Graphene's use for energy does not stop at battery materials, but reaches towards solar cells as well. Researchers in India have shown that graphene stacks can be made into good antireflection coatings for solar cells. Reflection of sunlight at the surface of solar cells is one of the big issues facing the solar industry, alongside the efficiency of coupling light to the active layer of the cell. With graphene stacks, reflectance near the ultraviolet part of the solar spectrum is reduced from 35 percent to just 15 percent, saving much energy. The graphene stacks operate like traditional anti-reflection coatings, effectively pushing light that would otherwise be reflected into the active layer of the cell.

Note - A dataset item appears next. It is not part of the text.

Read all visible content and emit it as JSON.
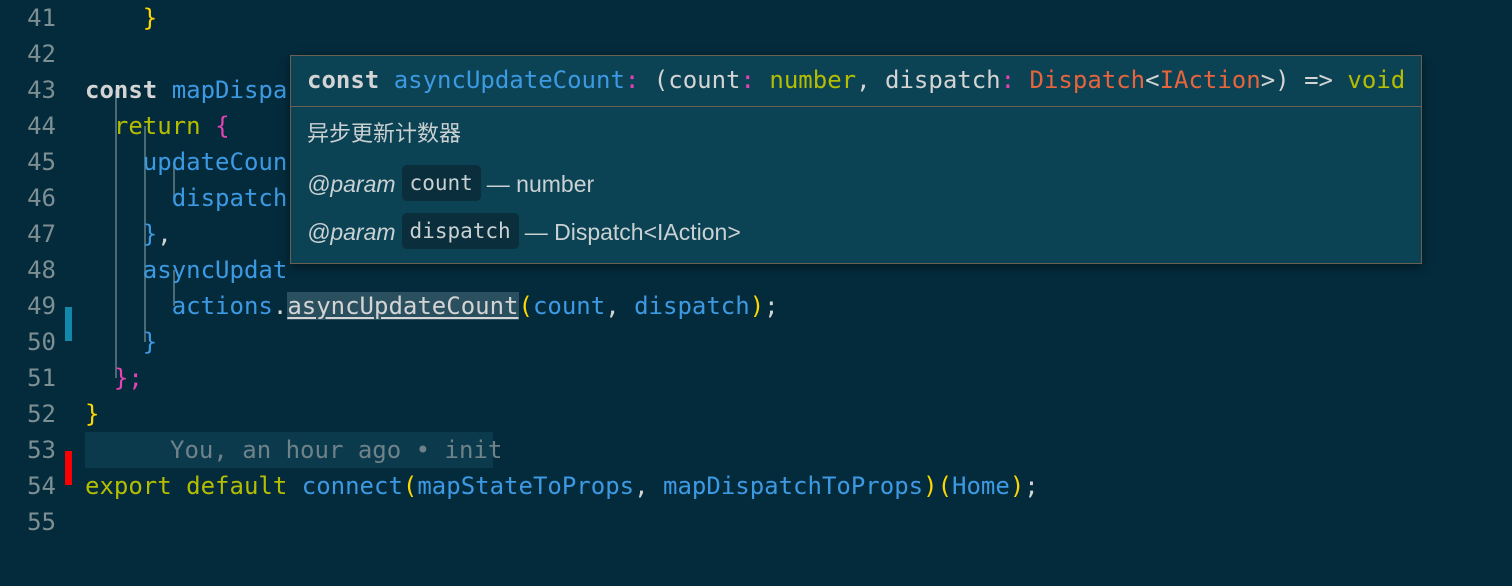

Stacking graphene and traditional semiconductors leads to more efficient solar cells and LEDs. Substitute the semiconductor with atomic monolayers of other materials, such as transition metal dichalcogenides, and you get very sensitive photovoltaic devices.

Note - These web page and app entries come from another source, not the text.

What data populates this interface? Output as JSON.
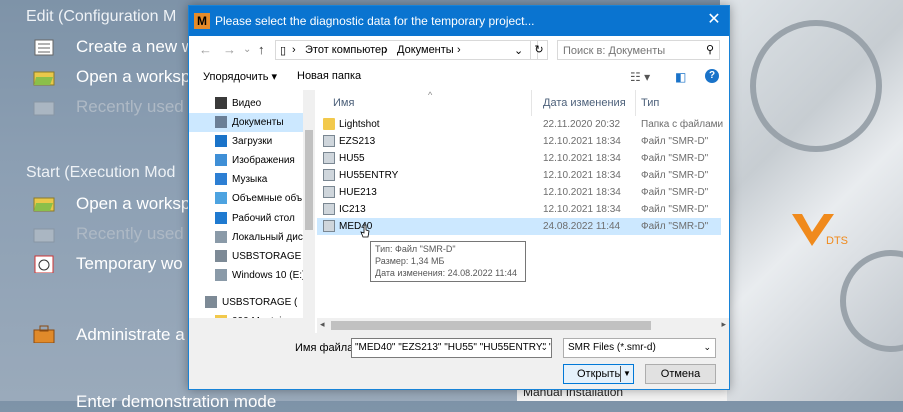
{
  "background": {
    "edit_header": "Edit (Configuration M",
    "start_header": "Start (Execution Mod",
    "items": [
      {
        "label": "Create a new w",
        "dim": false
      },
      {
        "label": "Open a worksp",
        "dim": false
      },
      {
        "label": "Recently used",
        "dim": true
      },
      {
        "label": "Open a worksp",
        "dim": false
      },
      {
        "label": "Recently used",
        "dim": true
      },
      {
        "label": "Temporary wo",
        "dim": false
      },
      {
        "label": "Administrate a",
        "dim": false
      }
    ],
    "bottom_cut_text": "Enter demonstration mode",
    "manual_installation": "Manual Installation",
    "brand_text": "DTS"
  },
  "dialog": {
    "app_icon_letter": "M",
    "title": "Please select the diagnostic data for the temporary project...",
    "close_glyph": "✕",
    "address": {
      "root": "Этот компьютер",
      "folder": "Документы"
    },
    "search_placeholder": "Поиск в: Документы",
    "toolbar": {
      "organize_label": "Упорядочить ▾",
      "new_folder_label": "Новая папка"
    },
    "nav_items": [
      {
        "label": "Видео",
        "icon": "video-icon"
      },
      {
        "label": "Документы",
        "icon": "documents-icon",
        "selected": true
      },
      {
        "label": "Загрузки",
        "icon": "downloads-icon"
      },
      {
        "label": "Изображения",
        "icon": "pictures-icon"
      },
      {
        "label": "Музыка",
        "icon": "music-icon"
      },
      {
        "label": "Объемные объ",
        "icon": "3d-objects-icon"
      },
      {
        "label": "Рабочий стол",
        "icon": "desktop-icon"
      },
      {
        "label": "Локальный дис",
        "icon": "local-disk-icon"
      },
      {
        "label": "USBSTORAGE (D",
        "icon": "usb-drive-icon"
      },
      {
        "label": "Windows 10 (E:)",
        "icon": "drive-icon"
      },
      {
        "label": "USBSTORAGE (D:)",
        "icon": "usb-drive-icon"
      },
      {
        "label": "000 Montaj",
        "icon": "folder-icon"
      }
    ],
    "columns": {
      "name": "Имя",
      "date": "Дата изменения",
      "type": "Тип"
    },
    "files": [
      {
        "name": "Lightshot",
        "date": "22.11.2020 20:32",
        "type": "Папка с файлами",
        "kind": "folder"
      },
      {
        "name": "EZS213",
        "date": "12.10.2021 18:34",
        "type": "Файл \"SMR-D\"",
        "kind": "smr"
      },
      {
        "name": "HU55",
        "date": "12.10.2021 18:34",
        "type": "Файл \"SMR-D\"",
        "kind": "smr"
      },
      {
        "name": "HU55ENTRY",
        "date": "12.10.2021 18:34",
        "type": "Файл \"SMR-D\"",
        "kind": "smr"
      },
      {
        "name": "HUE213",
        "date": "12.10.2021 18:34",
        "type": "Файл \"SMR-D\"",
        "kind": "smr"
      },
      {
        "name": "IC213",
        "date": "12.10.2021 18:34",
        "type": "Файл \"SMR-D\"",
        "kind": "smr"
      },
      {
        "name": "MED40",
        "date": "24.08.2022 11:44",
        "type": "Файл \"SMR-D\"",
        "kind": "smr",
        "selected": true
      }
    ],
    "tooltip": {
      "type_line": "Тип: Файл \"SMR-D\"",
      "size_line": "Размер: 1,34 МБ",
      "date_line": "Дата изменения: 24.08.2022 11:44"
    },
    "filename_label": "Имя файла:",
    "filename_value": "\"MED40\" \"EZS213\" \"HU55\" \"HU55ENTRY\" \"",
    "filetype_value": "SMR Files (*.smr-d)",
    "open_label": "Открыть",
    "cancel_label": "Отмена"
  }
}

Mass Production of Graphene
Graphene is only a few years young, and is already living up to its promise of changing our world. What we need now is to get away from the lab-only scotch tape technique towards methods of mass manufacturing, maintaining a high quality of graphene, similar to what one can get with the scotch tape technique, while progressing towards larger surface areas, which are more suitable for mass production with established methods.
One chief process is chemical vapor deposition, during which precursor gases are introduced into a chamber under a controlled environment. The gases react with a thin metal film and monolayer high quality graphene forms at the surface of the metal. The graphene is subsequently transferred onto standard SOI wafers, retaining high quality at sizes up to 4 inches in diameter. Significant progress towards even larger areas is being made through the European project GRAFOL – “Roll to roll production of graphene”.
Another direction is graphene oxide in solution. Graphene oxide does not retain carrier mobilities desired for high-tech applications such as transparent flexible displays, however it is still good enough for printed conductive inks, for example, or for the mentioned supercapacitor.
Fresh ideas for the use of graphene materialize every day, and mass production is one of the key issues to be solved on the road to full exploitation of the material's potential. Energy applications will take up a large portion of the graphene market.
Lead image: graphene by Dr Thomas Szkopek via Wikimedia Commons